"I find that this age group really identifies with their own coming of age, so I focus on that kind of literature and get them thinking about all the different ways we come of age—those pivotal moments in our lives when we move in new or unexpected directions. What they read is a mixture of nonfiction and fiction; what they write is nonfiction. Personal narrative is one of the pieces that they do, but I also have them write about the literature they are reading. We often discuss songs and lyrics and consider ways to use these as source material."
"We live in a world that, within specific disciplines, demands a complex set of skills. Musicians need a skill set that is broad to perform at the highest level in a complex world. Having a broad view with a 'lens' that understands the connections between the liberal arts, music, writing, art, theater, and dance is important. The more connections one can make to 'the muses,' the more informed one's own particular chosen art will be, in my opinion. Studying the liberal arts makes artists better artists."
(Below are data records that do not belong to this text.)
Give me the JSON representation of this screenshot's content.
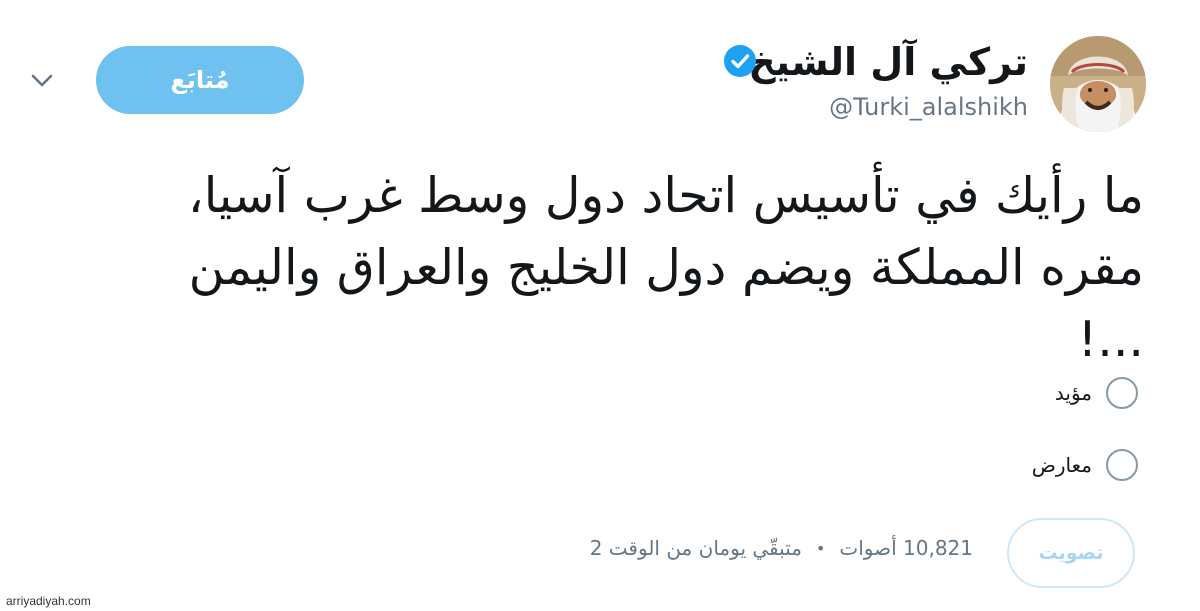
{
  "author": {
    "name": "تركي آل الشيخ",
    "handle": "@Turki_alalshikh",
    "verified": true
  },
  "follow_button": {
    "label": "مُتابَع"
  },
  "tweet": {
    "lines": [
      "ما رأيك في تأسيس اتحاد دول وسط غرب آسيا،",
      "مقره المملكة ويضم دول الخليج والعراق واليمن",
      "...!"
    ]
  },
  "poll": {
    "options": [
      {
        "label": "مؤيد"
      },
      {
        "label": "معارض"
      }
    ],
    "vote_button_label": "تصويت",
    "votes_text": "10,821 أصوات",
    "separator": "•",
    "time_left_text": "متبقّي يومان من الوقت 2"
  },
  "watermark": "arriyadiyah.com",
  "colors": {
    "accent": "#6fc1f0",
    "verified_badge": "#1da1f2",
    "secondary_text": "#657786"
  },
  "icons": {
    "verified": "verified-badge-icon",
    "more": "chevron-down-icon"
  }
}
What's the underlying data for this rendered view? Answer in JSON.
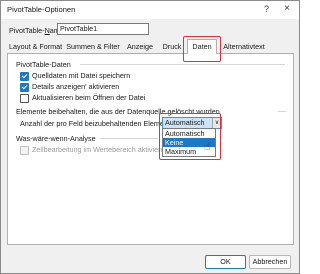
{
  "window": {
    "title": "PivotTable-Optionen",
    "help_icon": "?",
    "close_icon": "×"
  },
  "name_field": {
    "label": "PivotTable-Name:",
    "value": "PivotTable1"
  },
  "tabs": [
    {
      "label": "Layout & Format",
      "active": false
    },
    {
      "label": "Summen & Filter",
      "active": false
    },
    {
      "label": "Anzeige",
      "active": false
    },
    {
      "label": "Druck",
      "active": false
    },
    {
      "label": "Daten",
      "active": true
    },
    {
      "label": "Alternativtext",
      "active": false
    }
  ],
  "sections": {
    "pivot_data": {
      "heading": "PivotTable-Daten",
      "items": [
        {
          "label": "Quelldaten mit Datei speichern",
          "checked": true
        },
        {
          "label": "Details anzeigen' aktivieren",
          "checked": true
        },
        {
          "label": "Aktualisieren beim Öffnen der Datei",
          "checked": false
        }
      ]
    },
    "retain_items": {
      "heading": "Elemente beibehalten, die aus der Datenquelle gelöscht wurden",
      "dropdown_label": "Anzahl der pro Feld beizubehaltenden Elemente:",
      "selected": "Automatisch",
      "options": [
        "Automatisch",
        "Keine",
        "Maximum"
      ],
      "highlighted_option": "Keine"
    },
    "what_if": {
      "heading": "Was-wäre-wenn-Analyse",
      "item": {
        "label": "Zellbearbeitung im Wertebereich aktivieren",
        "checked": false,
        "disabled": true
      }
    }
  },
  "buttons": {
    "ok": "OK",
    "cancel": "Abbrechen"
  },
  "colors": {
    "accent": "#1e78c8",
    "highlight_box": "#e0313e"
  }
}
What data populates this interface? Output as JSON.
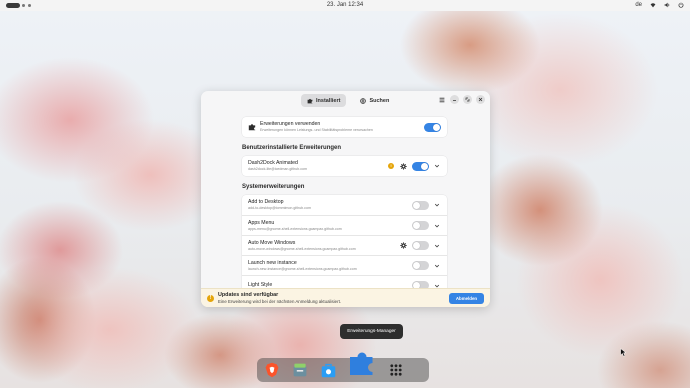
{
  "topbar": {
    "clock": "23. Jan  12:34",
    "keyboard_layout": "de"
  },
  "window": {
    "tabs": [
      {
        "label": "Installiert",
        "icon": "puzzle-icon",
        "active": true
      },
      {
        "label": "Suchen",
        "icon": "globe-icon",
        "active": false
      }
    ],
    "use_extensions": {
      "title": "Erweiterungen verwenden",
      "subtitle": "Erweiterungen können Leistungs- und Stabilitätsprobleme verursachen",
      "enabled": true
    },
    "user_section_title": "Benutzerinstallierte Erweiterungen",
    "user_extensions": [
      {
        "name": "Dash2Dock Animated",
        "id": "dash2dock-lite@icedman.github.com",
        "enabled": true,
        "has_settings": true,
        "has_warning": true
      }
    ],
    "system_section_title": "Systemerweiterungen",
    "system_extensions": [
      {
        "name": "Add to Desktop",
        "id": "add-to-desktop@tommimon.github.com",
        "enabled": false,
        "has_settings": false
      },
      {
        "name": "Apps Menu",
        "id": "apps-menu@gnome-shell-extensions.gcampax.github.com",
        "enabled": false,
        "has_settings": false
      },
      {
        "name": "Auto Move Windows",
        "id": "auto-move-windows@gnome-shell-extensions.gcampax.github.com",
        "enabled": false,
        "has_settings": true
      },
      {
        "name": "Launch new instance",
        "id": "launch-new-instance@gnome-shell-extensions.gcampax.github.com",
        "enabled": false,
        "has_settings": false
      },
      {
        "name": "Light Style",
        "id": "",
        "enabled": false,
        "has_settings": false
      }
    ],
    "banner": {
      "title": "Updates sind verfügbar",
      "subtitle": "Eine Erweiterung wird bei der nächsten Anmeldung aktualisiert.",
      "button_label": "Abmelden"
    }
  },
  "tooltip": "Erweiterungs-Manager",
  "dock": {
    "items": [
      "brave-browser-icon",
      "files-icon",
      "software-store-icon",
      "extension-manager-icon",
      "app-grid-icon"
    ]
  },
  "colors": {
    "accent": "#3584e4",
    "warning": "#e5a50a"
  }
}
"My role as teacher is to be a facilitator. I don't lecture; I don't like it, and I can't imagine my students would like it, either. My role is also to create a safe environment for my students to take risks, open up, share their ideas, and believe that what they have to say is worthy. To start a discussion I'll show them something as a catalyst, maybe lead them off with a word or two, then say, 'Here you go; wrestle with it,' and sit back and watch. And that's really how it should be."
"I try to foster a sense of honesty, tolerance, passion, and social responsibility in my students. Stressing the development of critical and creative thinking skills, I encourage clarity, precision, and originality of thought in writing and speech; the ability to ask relevant questions and solve problems; an openness to new ideas and experiences; and a flexibility of mind that allows one to view topics from multiple perspectives and see connections. I continually emphasize a respect for individual and cultural diversity and encourage students from different countries to interact with, and learn from, each other. I try to help my students view the world with compassion, fight injustice whenever possible, and heed the words of the great writer and social activist James Baldwin: 'Artists are here to disturb the peace.'"
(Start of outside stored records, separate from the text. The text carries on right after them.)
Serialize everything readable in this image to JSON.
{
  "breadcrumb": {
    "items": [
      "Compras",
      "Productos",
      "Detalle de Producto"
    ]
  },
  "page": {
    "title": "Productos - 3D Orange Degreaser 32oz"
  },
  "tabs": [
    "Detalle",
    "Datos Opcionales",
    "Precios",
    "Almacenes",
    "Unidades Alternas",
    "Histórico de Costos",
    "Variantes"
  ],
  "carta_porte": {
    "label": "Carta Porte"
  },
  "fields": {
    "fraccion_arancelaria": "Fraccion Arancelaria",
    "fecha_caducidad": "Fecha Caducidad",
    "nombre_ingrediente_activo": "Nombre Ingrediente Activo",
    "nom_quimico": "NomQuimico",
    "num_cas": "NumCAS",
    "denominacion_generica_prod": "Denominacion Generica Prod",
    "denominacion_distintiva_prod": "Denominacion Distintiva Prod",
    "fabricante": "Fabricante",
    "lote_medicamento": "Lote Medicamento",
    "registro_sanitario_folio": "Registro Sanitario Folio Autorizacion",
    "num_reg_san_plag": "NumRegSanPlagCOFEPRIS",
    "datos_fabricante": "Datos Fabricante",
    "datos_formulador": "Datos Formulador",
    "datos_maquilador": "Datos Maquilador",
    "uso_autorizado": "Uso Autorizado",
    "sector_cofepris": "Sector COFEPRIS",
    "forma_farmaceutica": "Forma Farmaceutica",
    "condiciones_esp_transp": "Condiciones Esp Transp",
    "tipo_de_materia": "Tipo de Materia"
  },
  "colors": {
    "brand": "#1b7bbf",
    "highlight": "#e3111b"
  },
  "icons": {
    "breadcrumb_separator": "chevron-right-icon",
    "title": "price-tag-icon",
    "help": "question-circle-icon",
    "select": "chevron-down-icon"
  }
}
"I think of myself as a facilitator rather than a teacher. I try to give my students tools they can use, and help them to ask pertinent questions, to push farther and dig deeper to discover insights on their own."
- M.A., Dance and Cultural Studies, UCLA
- B.F.A., Theater Studies, Boston University
- Performances with Alicia Keys, Mos Def, John Legend, Reggie Gibson, Joshua Bennett, and Donna De Lory
- Recordings include HBO's Def Poetry season 5 and Ever Widening Circles
- Published in the Legendary, Numinous Magazine, and the Charles River Review
- Participant in Slam Team San Jose 2004 and Boston Cantab Slam Team 2005
"What it means to be a good musician is more than technical proficiency. One of the things I think we can really offer is time to reflect and work through what it might mean to be a musician in contemporary society. Not all of us talk about music in our classes, and that's because a lot of what it means to be a good musician goes beyond music: it has to do with what it means to be a thinking person. I'd like to think of what we do not as a supplement, but as something that can really add to the ability of our students to think about where they can go as musicians."